We’d like to thank everyone who joined us for the summit, legislative reception, and oyster shucking contest all of which were a great success.
Saving our Salt Marshes
This week the South Atlantic Salt Marsh Initiative (SASMI) unveiled a regional plan outlining the best ways to preserve 1 million acres of salt marshes – an area nearly the size of the Grand Canyon National Park – stretching from North Carolina to east central Florida.
The regional plan which has been two years in the making, lays out key strategies, objectives, and actions ranging from elevating coasts to conserving land near marshes so the tidal wetlands can move as sea levels rise.

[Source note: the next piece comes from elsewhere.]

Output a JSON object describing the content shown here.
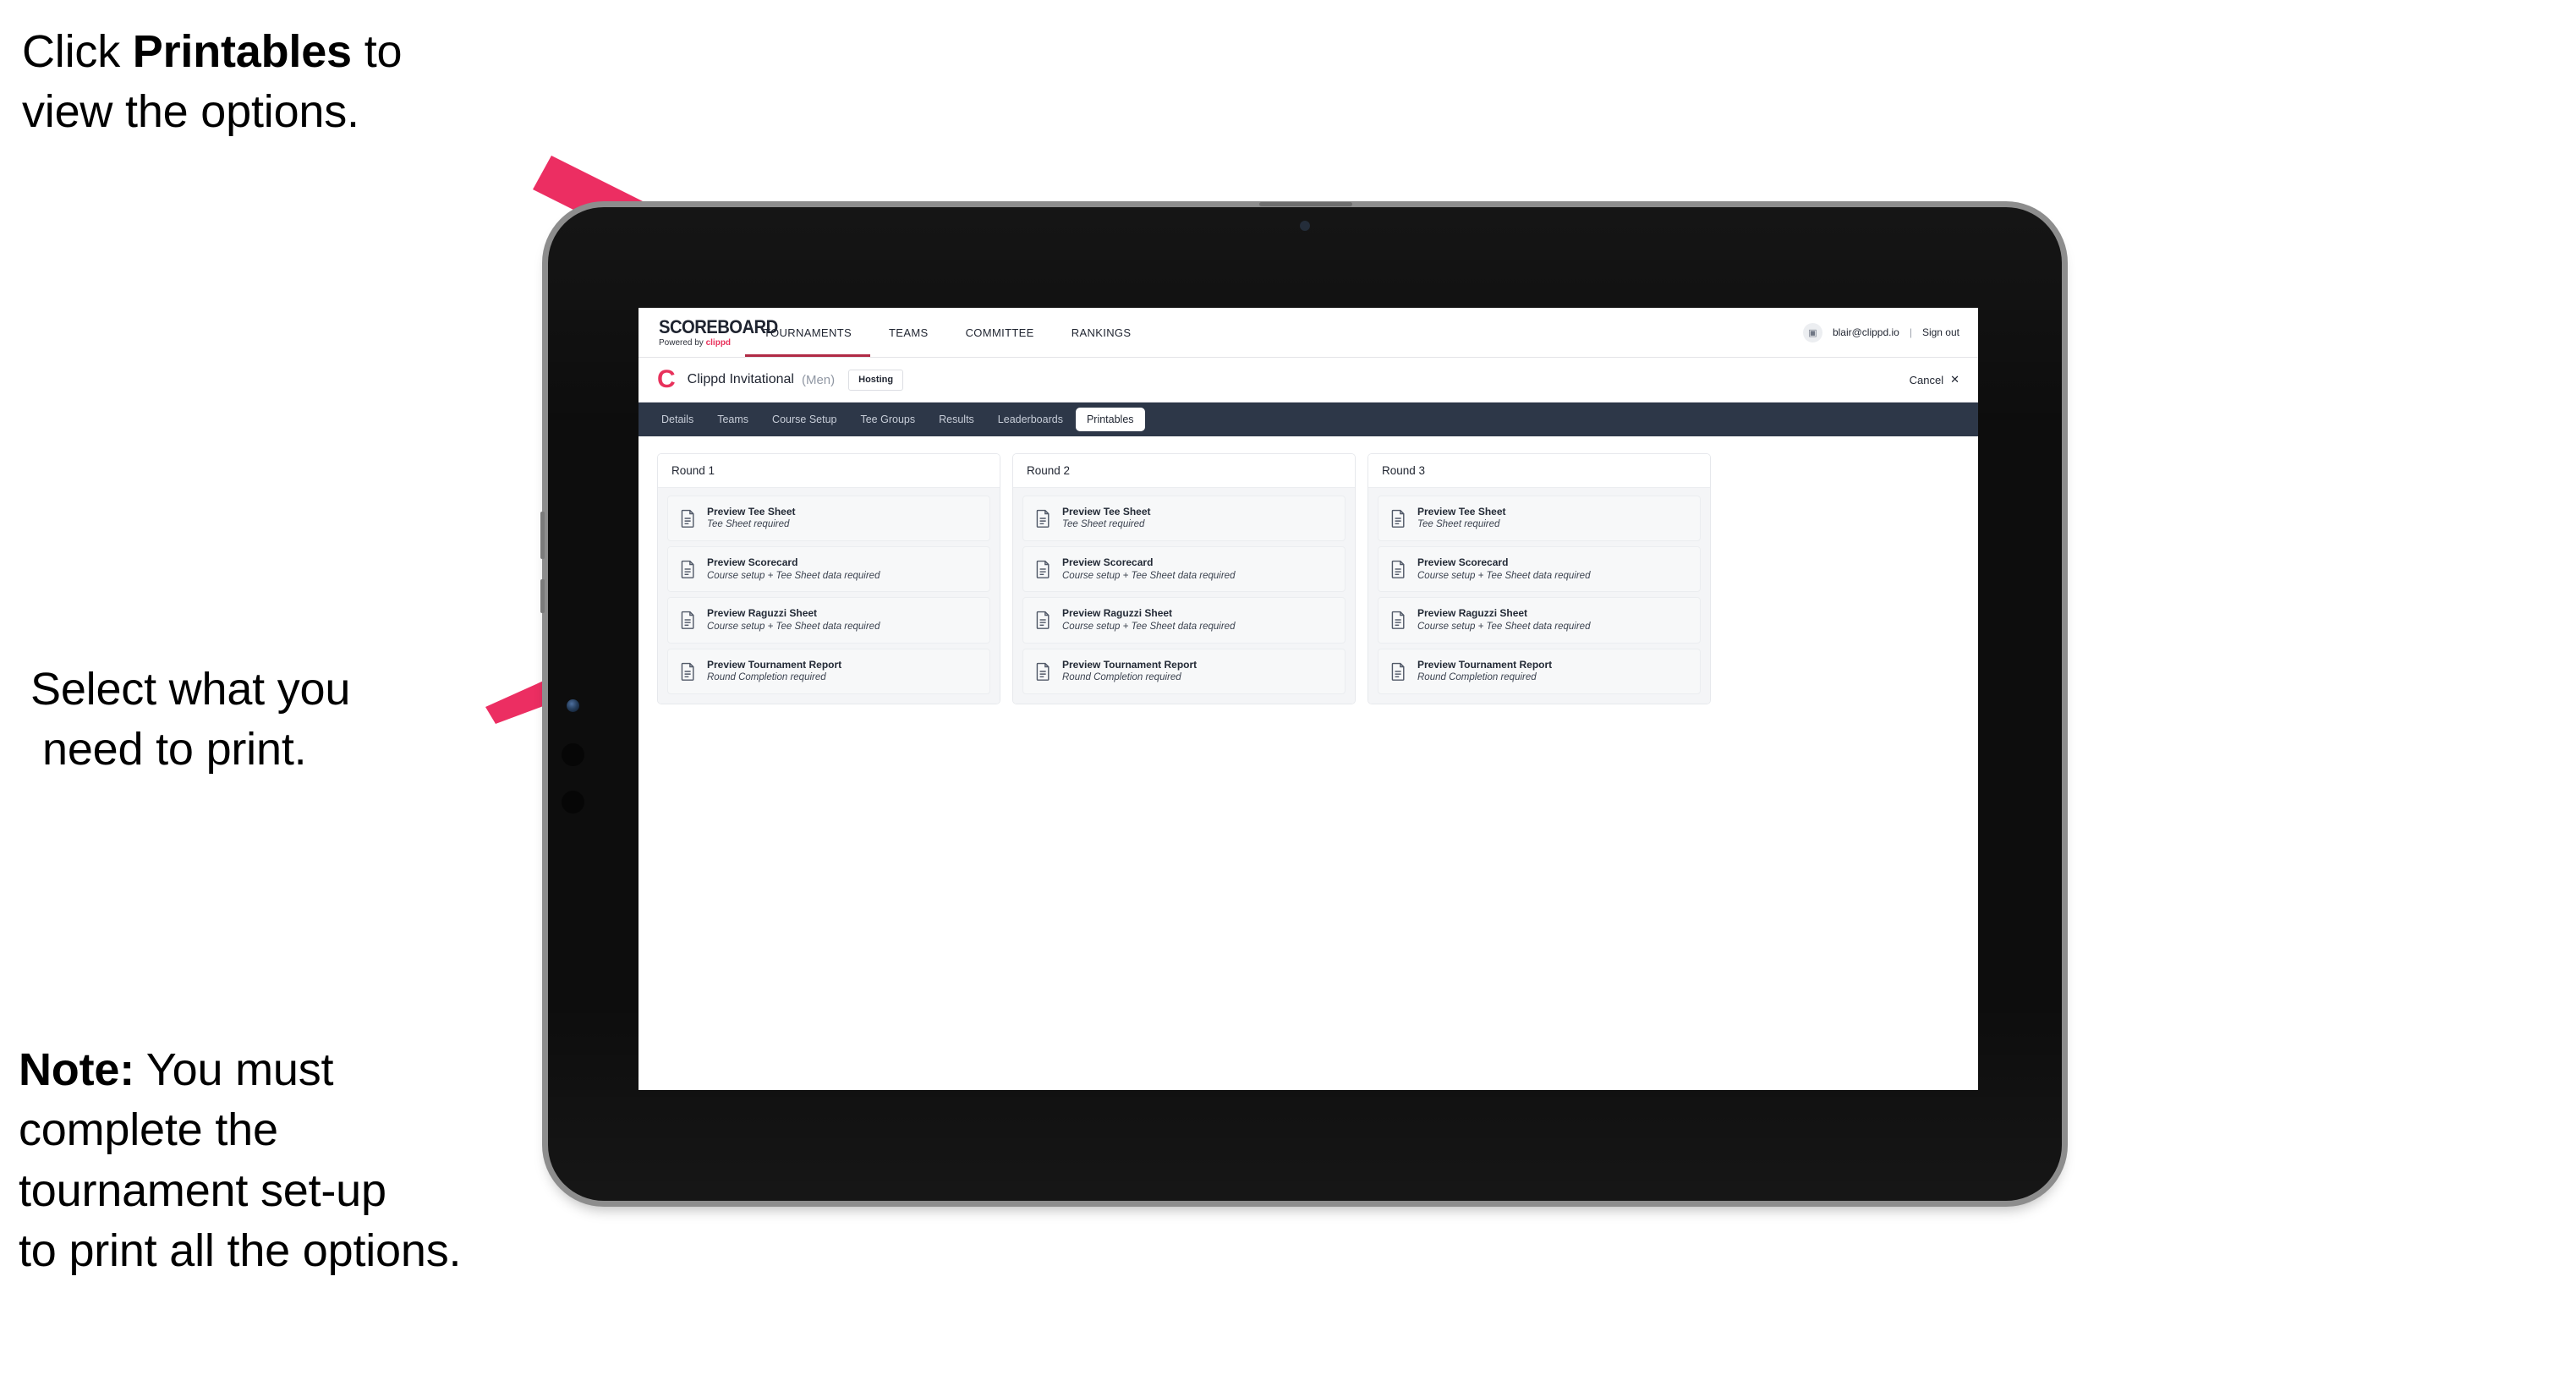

The marshes are threatened by rising seas, polluted runoff, and unsustainable development.
The voluntary plan calls for close collaboration between SASMI partners, local communities, and governments to identify and implement the strategies best suited for each location. It includes recommendations for securing funding, improving development planning processes, and educating and engaging communities in the co-creation of salt marsh conservation projects.
As SASMI releases its regional Salt Marsh Plan to focus on the South Atlantic region, each state within the region (North Carolina, South Carolina, Georgia, and northern Florida) is simultaneously creating a state-specific plan in partnership with SASMI and the Pew Charitable Trusts.

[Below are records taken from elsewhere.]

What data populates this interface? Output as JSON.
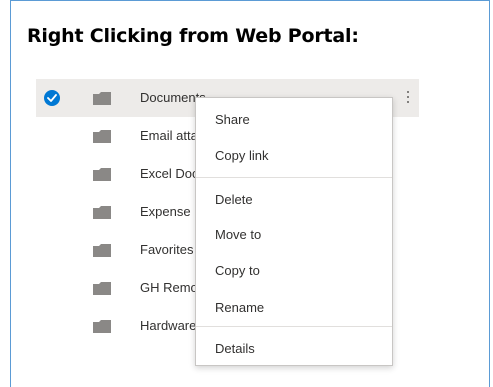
{
  "heading": "Right Clicking from Web Portal:",
  "files": [
    {
      "name": "Documents",
      "selected": true
    },
    {
      "name": "Email atta",
      "selected": false
    },
    {
      "name": "Excel Doc",
      "selected": false
    },
    {
      "name": "Expense F",
      "selected": false
    },
    {
      "name": "Favorites",
      "selected": false
    },
    {
      "name": "GH Remo",
      "selected": false
    },
    {
      "name": "Hardware",
      "selected": false
    }
  ],
  "context_menu": {
    "items": [
      {
        "label": "Share"
      },
      {
        "label": "Copy link"
      },
      {
        "label": "Delete"
      },
      {
        "label": "Move to"
      },
      {
        "label": "Copy to"
      },
      {
        "label": "Rename"
      },
      {
        "label": "Details"
      }
    ]
  },
  "colors": {
    "frame_border": "#5b9bd5",
    "selected_row": "#edebe9",
    "check_accent": "#0078d4",
    "folder_gray": "#8a8886"
  }
}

The Coastal Federation is leading the initiative for the North Carolina Salt Marsh Conservation Action Plan. This plan will provide a detailed geospatial analysis of the current and future projections of salt marsh gain or loss, a reference guide of potential priority strategies for marsh restoration and migration facilitation, and a local stakeholder-informed plan to begin implementation of specific actions.

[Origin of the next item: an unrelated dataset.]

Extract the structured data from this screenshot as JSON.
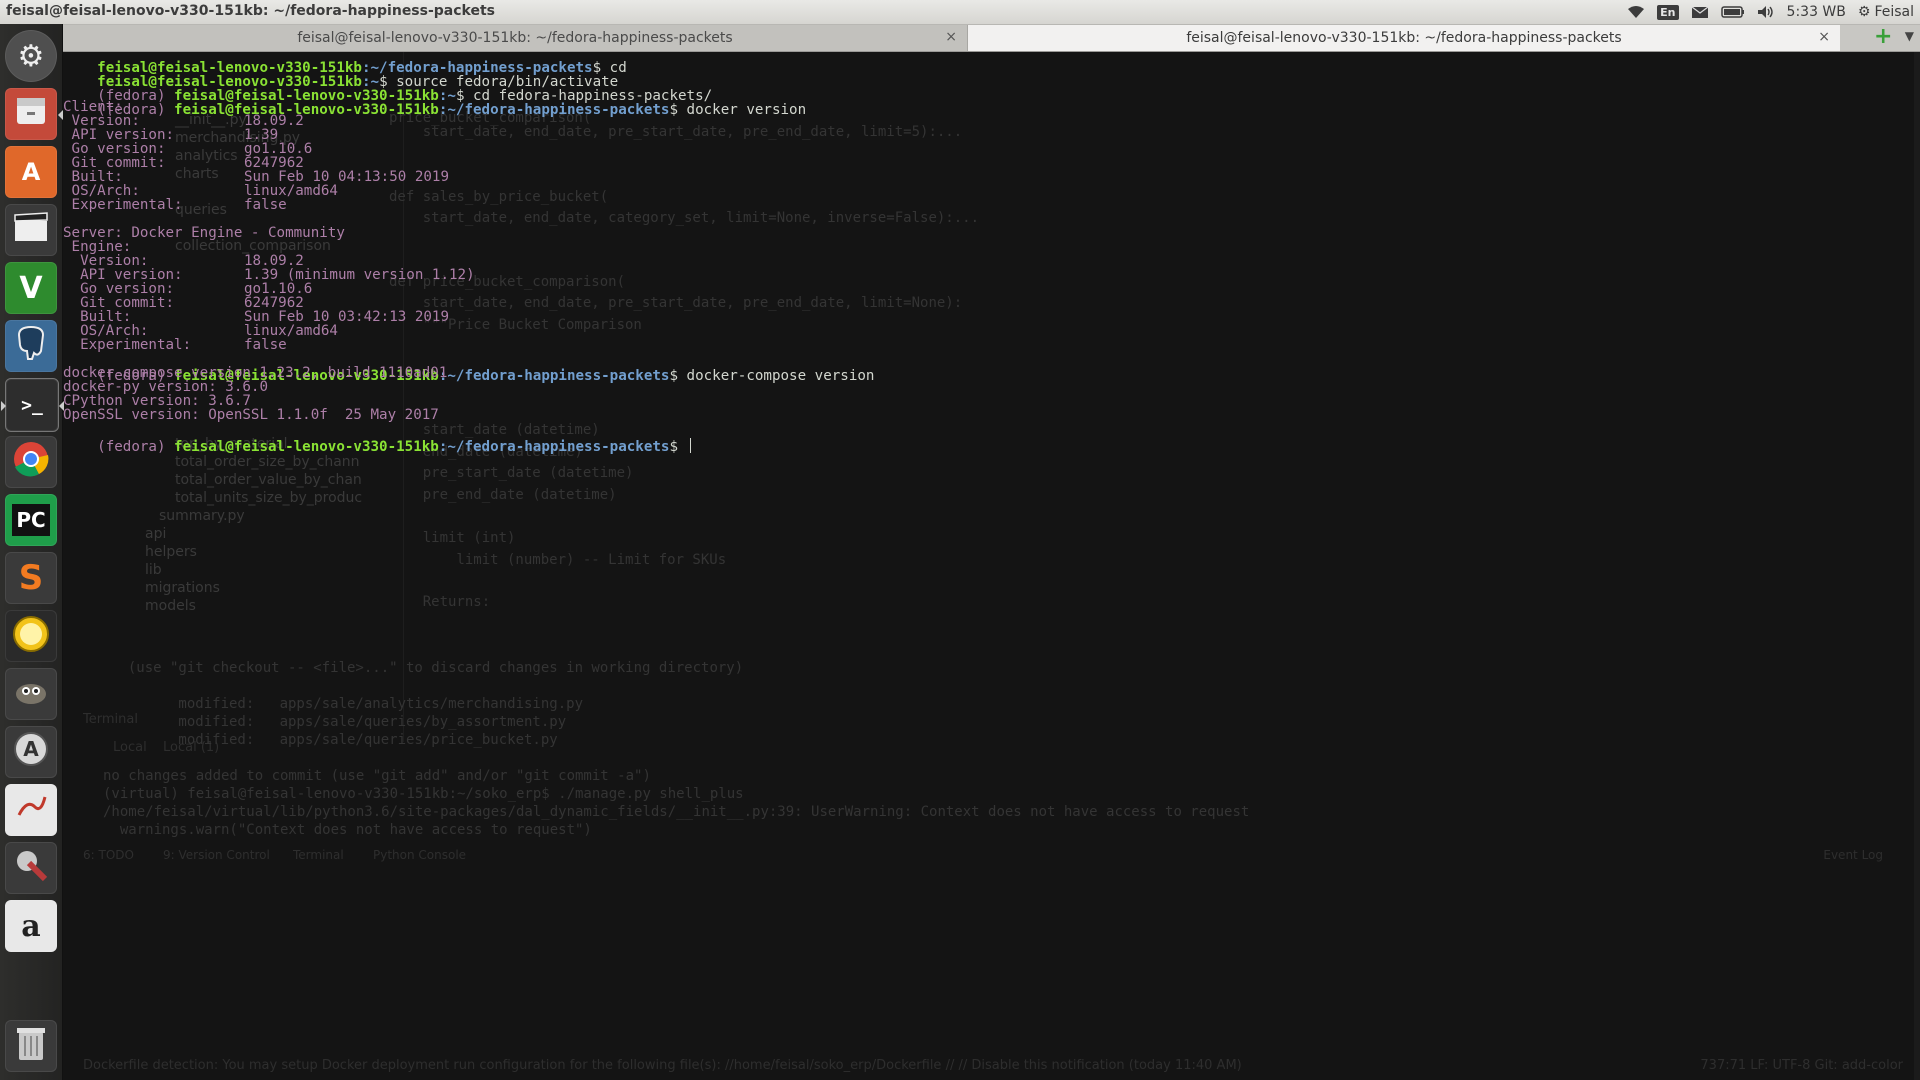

“No wetlands means no seafood,” said Todd Miller, executive director of the North Carolina Coastal Federation. “Now we have a strategy to perpetuate the many benefits of our salt marshes even as the sea level rises and there are more intense storms caused by global warming. We must work quickly if our marshes are to adapt and survive these climate changes.”
The North Carolina plan will be released later this fall. You can read the full SASMI plan below.
Restoring Tidal Marsh at Carolina Beach State Park
This month, work continued at Carolina Beach State Park where the Federation, NC State Parks, and Backwater Environmental are restoring 13.5 acres of tidal marsh. The first phase of the project involved removing the invasive species, Phragmites from the area. Now that that has been completed, we’re inviting volunteers to join us in early June to help plant thousands of native grasses to restore the marsh.
The plantings will take place on June 26th & 27th. Our staff is excited to be able to bring the community in on this important project. The native grasses we’ll be planting provide important fish and wildlife habitat, decrease the impacts of flooding and help improve water quality.
We hope you’ll join us for this volunteer opportunity, you can sign up below!
Pelican Awards and a Taste of the Coast Celebration
Two great events on one special day at the coast! This year the Coastal Federation is excited to announce that our annual Pelican Awards and A Taste of the Coast Celebration will be two separate events held on Saturday, August 5th in Morehead City.
We hope you’ll join us at 5:00 pm at Jocelyn Hall on the beautiful Carteret Community College campus, where we’ll honor and recognize our 2023 Pelican Award Winners who are instrumental in helping us further our work.
This event is free but registration is required.
On August 5th we will also be hosting A Taste of the Coast Celebration at 7:00 pm at the Crystal Coast Civic Center. This evening celebration will feature a silent and live auction as well as local oysters, beer, wine, and seafood pairings; proceeds support the Federation’s work protecting and restoring the coast.
Early bird tickets are available right now, so don’t wait!